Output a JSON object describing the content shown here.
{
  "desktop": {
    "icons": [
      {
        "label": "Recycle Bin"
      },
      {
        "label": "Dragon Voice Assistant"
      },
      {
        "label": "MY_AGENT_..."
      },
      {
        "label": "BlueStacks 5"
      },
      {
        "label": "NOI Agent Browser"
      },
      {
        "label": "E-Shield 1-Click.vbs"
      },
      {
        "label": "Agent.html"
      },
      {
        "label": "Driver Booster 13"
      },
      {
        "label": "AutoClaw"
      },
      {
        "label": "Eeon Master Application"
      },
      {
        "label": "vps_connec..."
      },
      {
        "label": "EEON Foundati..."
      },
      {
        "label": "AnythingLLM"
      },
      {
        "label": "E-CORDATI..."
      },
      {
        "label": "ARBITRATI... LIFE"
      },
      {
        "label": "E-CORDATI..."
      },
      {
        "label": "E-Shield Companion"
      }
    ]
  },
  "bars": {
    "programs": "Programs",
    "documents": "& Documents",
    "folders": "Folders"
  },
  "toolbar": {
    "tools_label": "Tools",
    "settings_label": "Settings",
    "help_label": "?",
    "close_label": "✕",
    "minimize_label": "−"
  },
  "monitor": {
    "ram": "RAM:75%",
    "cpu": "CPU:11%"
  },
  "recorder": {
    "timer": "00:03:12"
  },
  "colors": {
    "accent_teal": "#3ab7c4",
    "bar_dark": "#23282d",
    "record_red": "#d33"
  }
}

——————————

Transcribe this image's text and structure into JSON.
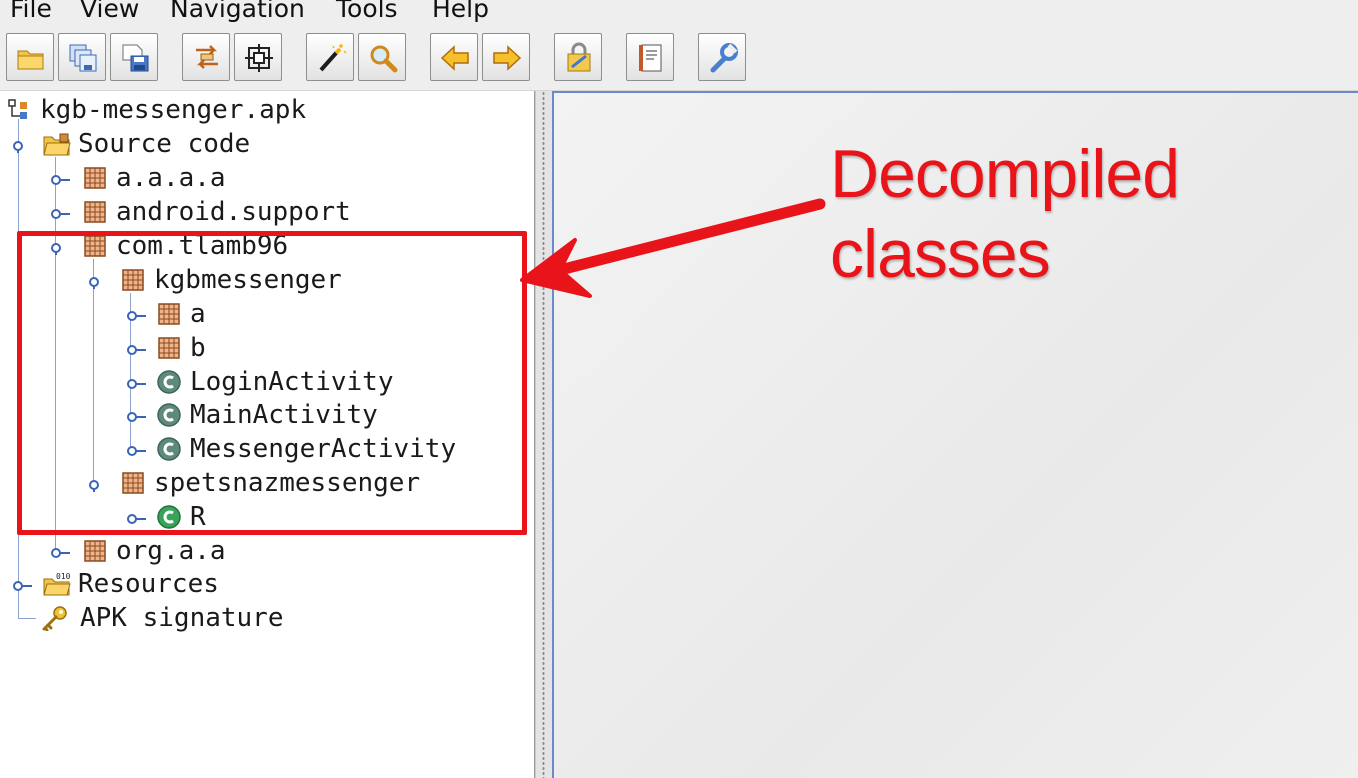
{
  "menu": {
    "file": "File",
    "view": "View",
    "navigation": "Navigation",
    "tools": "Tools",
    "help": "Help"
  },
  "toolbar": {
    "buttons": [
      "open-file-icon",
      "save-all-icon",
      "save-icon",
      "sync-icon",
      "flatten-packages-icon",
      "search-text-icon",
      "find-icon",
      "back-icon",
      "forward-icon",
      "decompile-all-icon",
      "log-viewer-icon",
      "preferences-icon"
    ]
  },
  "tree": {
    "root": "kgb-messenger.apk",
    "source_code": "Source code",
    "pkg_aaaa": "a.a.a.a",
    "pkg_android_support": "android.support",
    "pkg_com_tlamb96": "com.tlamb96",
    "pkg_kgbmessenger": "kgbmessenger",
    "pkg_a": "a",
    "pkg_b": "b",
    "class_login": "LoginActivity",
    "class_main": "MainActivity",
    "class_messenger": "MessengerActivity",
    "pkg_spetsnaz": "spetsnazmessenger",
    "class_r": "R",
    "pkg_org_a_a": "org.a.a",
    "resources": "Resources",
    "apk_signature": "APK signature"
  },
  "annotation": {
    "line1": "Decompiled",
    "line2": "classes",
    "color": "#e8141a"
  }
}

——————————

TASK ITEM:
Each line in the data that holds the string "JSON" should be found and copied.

OUTPUT OF THE EXERCISE:
Output a JSON object describing the content shown here.
Transcribe this image's text and structure into JSON.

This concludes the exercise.